The Rugby World Cup is one of the most prestigious and closely followed sporting events in the world. Held in Paris from 8 September to 28 October, the 2023 Rugby World Cup represents an exciting challenge for photographers who want to capture rugby’s most intense and exciting moments. To make the most of the excitement of the World Cup, and get the most out of it as a photographer, here are some specific tips for capturing memorable images.
Know the game
Before venturing onto the pitch, it’s important to familiarise yourself with the rules of the game.
Rugby is a particularly fast-paced sport, with different phases: tries, scrums, tackles, jumps to catch the ball in touch, etc. All these actions are high points in the game.
All these actions are highlights of the game that the photographer must learn to anticipate. Understanding the action on the pitch enables the photographer to anticipate the players’ movements and therefore to position himself in the right place to capture these key moments. The more the photographer is able to anticipate how the game will unfold, the more time he will have to fine-tune his camera settings and the angle of his shot.
In this sense, understanding the sport and anticipation are real assets for improving the quality of your shots. Of course, like rugby, sports photography requires practice. Attending several matches is therefore the best way to perfect your skills.
Using the right equipment
Sports photography generally requires specific equipment to capture sharp, dynamic images, especially when it comes to team sports such as rugby. As far as the camera is concerned, the most important thing is to opt for a camera with a fast shutter speed to capture action in motion. Digital SLR (DSLR) or mirrorless cameras offer excellent image quality, fast autofocus speeds and the ability to use a variety of interchangeable lenses. These qualities make these cameras ideal candidates for rugby photography.
In terms of lenses, a zoom lens with a long focal length can be useful for capturing the action from a distance, while a wide-angle lens can be effective for close-up shots. Investing in these two types of lens gives you the versatility to deal with all the different situations you might encounter during a match.
Choosing the right location
Positioning is everything in sports photography. The best advice we can give, whether you’re an accredited professional photographer or just an amateur, is to arrive early enough to find the places you want to photograph. This allows you to familiarise yourself with the terrain and the angles available.

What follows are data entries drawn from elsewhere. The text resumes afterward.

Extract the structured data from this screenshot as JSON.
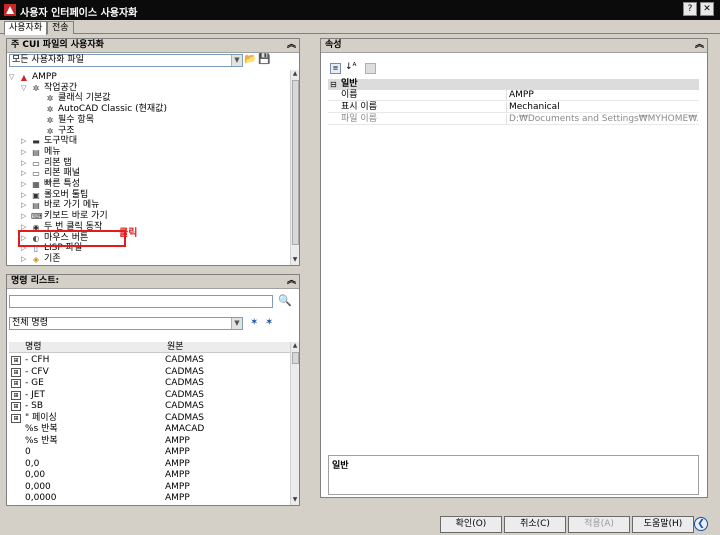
{
  "window": {
    "title": "사용자 인터페이스 사용자화",
    "controls": [
      "?",
      "✕"
    ]
  },
  "tabs": [
    "사용자화",
    "전송"
  ],
  "left_top_panel": {
    "title": "주 CUI 파일의 사용자화",
    "file_combo_value": "모든 사용자화 파일",
    "tree": [
      {
        "label": "AMPP",
        "icon": "ampp-icon",
        "level": 0
      },
      {
        "label": "작업공간",
        "icon": "gear-icon",
        "level": 1
      },
      {
        "label": "클래식 기본값",
        "icon": "gear-icon",
        "level": 2
      },
      {
        "label": "AutoCAD Classic (현재값)",
        "icon": "gear-icon",
        "level": 2
      },
      {
        "label": "필수 항목",
        "icon": "gear-icon",
        "level": 2
      },
      {
        "label": "구조",
        "icon": "gear-icon",
        "level": 2
      },
      {
        "label": "도구막대",
        "icon": "toolbar-icon",
        "level": 1
      },
      {
        "label": "메뉴",
        "icon": "menu-icon",
        "level": 1
      },
      {
        "label": "리본 탭",
        "icon": "ribbon-tab-icon",
        "level": 1
      },
      {
        "label": "리본 패널",
        "icon": "ribbon-panel-icon",
        "level": 1
      },
      {
        "label": "빠른 특성",
        "icon": "quick-properties-icon",
        "level": 1
      },
      {
        "label": "롤오버 툴팁",
        "icon": "rollover-tooltip-icon",
        "level": 1
      },
      {
        "label": "바로 가기 메뉴",
        "icon": "shortcut-menu-icon",
        "level": 1
      },
      {
        "label": "키보드 바로 가기",
        "icon": "keyboard-icon",
        "level": 1
      },
      {
        "label": "두 번 클릭 동작",
        "icon": "double-click-icon",
        "level": 1
      },
      {
        "label": "마우스 버튼",
        "icon": "mouse-icon",
        "level": 1
      },
      {
        "label": "LISP 파일",
        "icon": "lisp-icon",
        "level": 1
      },
      {
        "label": "기존",
        "icon": "legacy-icon",
        "level": 1
      }
    ],
    "annotation": "클릭"
  },
  "left_bottom_panel": {
    "title": "명령 리스트:",
    "search_value": "",
    "filter_combo_value": "전체 명령",
    "columns": [
      "명령",
      "원본"
    ],
    "rows": [
      {
        "cmd": "- CFH",
        "src": "CADMAS",
        "icon": "cfh-icon"
      },
      {
        "cmd": "- CFV",
        "src": "CADMAS",
        "icon": "cfv-icon"
      },
      {
        "cmd": "- GE",
        "src": "CADMAS",
        "icon": "ge-icon"
      },
      {
        "cmd": "- JET",
        "src": "CADMAS",
        "icon": "jet-icon"
      },
      {
        "cmd": "- SB",
        "src": "CADMAS",
        "icon": "sb-icon"
      },
      {
        "cmd": "\"   페이싱",
        "src": "CADMAS",
        "icon": "facing-icon"
      },
      {
        "cmd": "%s 반복",
        "src": "AMACAD",
        "icon": ""
      },
      {
        "cmd": "%s 반복",
        "src": "AMPP",
        "icon": ""
      },
      {
        "cmd": "0",
        "src": "AMPP",
        "icon": ""
      },
      {
        "cmd": "0,0",
        "src": "AMPP",
        "icon": ""
      },
      {
        "cmd": "0,00",
        "src": "AMPP",
        "icon": ""
      },
      {
        "cmd": "0,000",
        "src": "AMPP",
        "icon": ""
      },
      {
        "cmd": "0,0000",
        "src": "AMPP",
        "icon": ""
      }
    ]
  },
  "right_panel": {
    "title": "속성",
    "category": "일반",
    "properties": [
      {
        "name": "이름",
        "value": "AMPP",
        "disabled": false
      },
      {
        "name": "표시 이름",
        "value": "Mechanical",
        "disabled": false
      },
      {
        "name": "파일 이름",
        "value": "D:₩Documents and Settings₩MYHOME₩Applicati",
        "disabled": true
      }
    ],
    "description_title": "일반"
  },
  "buttons": {
    "ok": "확인(O)",
    "cancel": "취소(C)",
    "apply": "적용(A)",
    "help": "도움말(H)"
  },
  "colors": {
    "annotation": "#e41b1b",
    "titlebar": "#0b0b0b"
  }
}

It’s important to find a strategic spot close to the pitch where you have an unobstructed view of the action. Areas behind the goalposts or along the touchline are generally good choices. The main spectator stands are also a good option, but access may be limited. However, don’t just photograph from the stands. Throughout the match, you need to know how to move around the pitch, while using a lens and appropriate settings according to your position.
These changes of position allow you to obtain more varied angles of view and unique perspectives. The aim is not just to capture the intensity of the action. Stoppages, player celebrations and the overall atmosphere of the match are just as important.
Finally, don’t forget to look back from time to time, as the expressions of passionate fans are an integral part of the Rugby World Cup experience.
Understanding camera settings
In rugby, as in most team sports, the players are scattered all over the pitch. The action in the various phases of the game is fast-paced, and the players’ movements unpredictable to say the least. To be sure of capturing the most emblematic moments of the match, the photographer can’t afford to hesitate in his settings, because he won’t get a second chance. Knowing the different settings on your camera is therefore essential.
First and foremost, it is advisable to use a manual exposure mode so as to have total control over all the parameters. When it comes to capturing the fast-paced game, the two decisive criteria are shutter speed and aperture. Using a fast shutter speed (1/1000 sec or faster) allows you to freeze the action. Using a wide aperture (f/2.8 or wider) will create a background blur (bokeh), isolating the players from the background.
To maximise your chances even further, you can also use the continuous shooting mode (burst), which allows you to capture a series of successive images. Finally, when faced with poor lighting conditions, you may also need to increase the ISO sensitivity, to maintain a fast shutter speed in dark conditions.
Composition plays a decisive role in photography. When it comes to sports photography, and even more so when applied to the more specific case of rugby, paying attention to composition becomes a real challenge. The photographer’s aim is to capture the emotion, expressions and gestures of the players to convey the intensity and passion of the game. To do this, you have to look for facial expressions, gestures and physical contact that tell the story of the match and reflect the emotion of the moment.
Using the rule of thirds is a great help in this compositional exercise.
The rule of thirds in photography involves placing the main subjects of the action on the imaginary horizontal and vertical lines of thirds that divide the image. It helps to emphasise the subject of the photograph by placing it at the centre of attention.
In the same vein, working on tight framing is also a good way of seeking out natural guidelines that will highlight the intensity of the players’ faces. Finally, it’s also worth paying particular attention to the background. A clean, uncluttered background will enhance the action. So make sure you minimise disruptive elements in the frame so that they don’t distract attention from the main action.
Don’t neglect post-processing
After the matches, taking the time to sort through and edit the hundreds of photos taken in burst mode may seem a tedious exercise for some. However, careful post-processing allows you to adjust exposure, colour and sharpness if necessary. So don’t neglect the use of image processing software and photo retouching techniques.
When it comes to the quantity of photos taken during fast-moving events, for example, you need to be able to identify the best shots by applying organisation and prioritisation techniques. Choose the best images to tell a coherent story about the event.
The Rugby World Cup offers many opportunities to capture unforgettable moments, whether on the pitch or in the stands. Key moments in the action can sometimes be rare, so you need to be patient, keep taking photos and be ready to capture the decisive moment, to capture the essence of this global sporting event.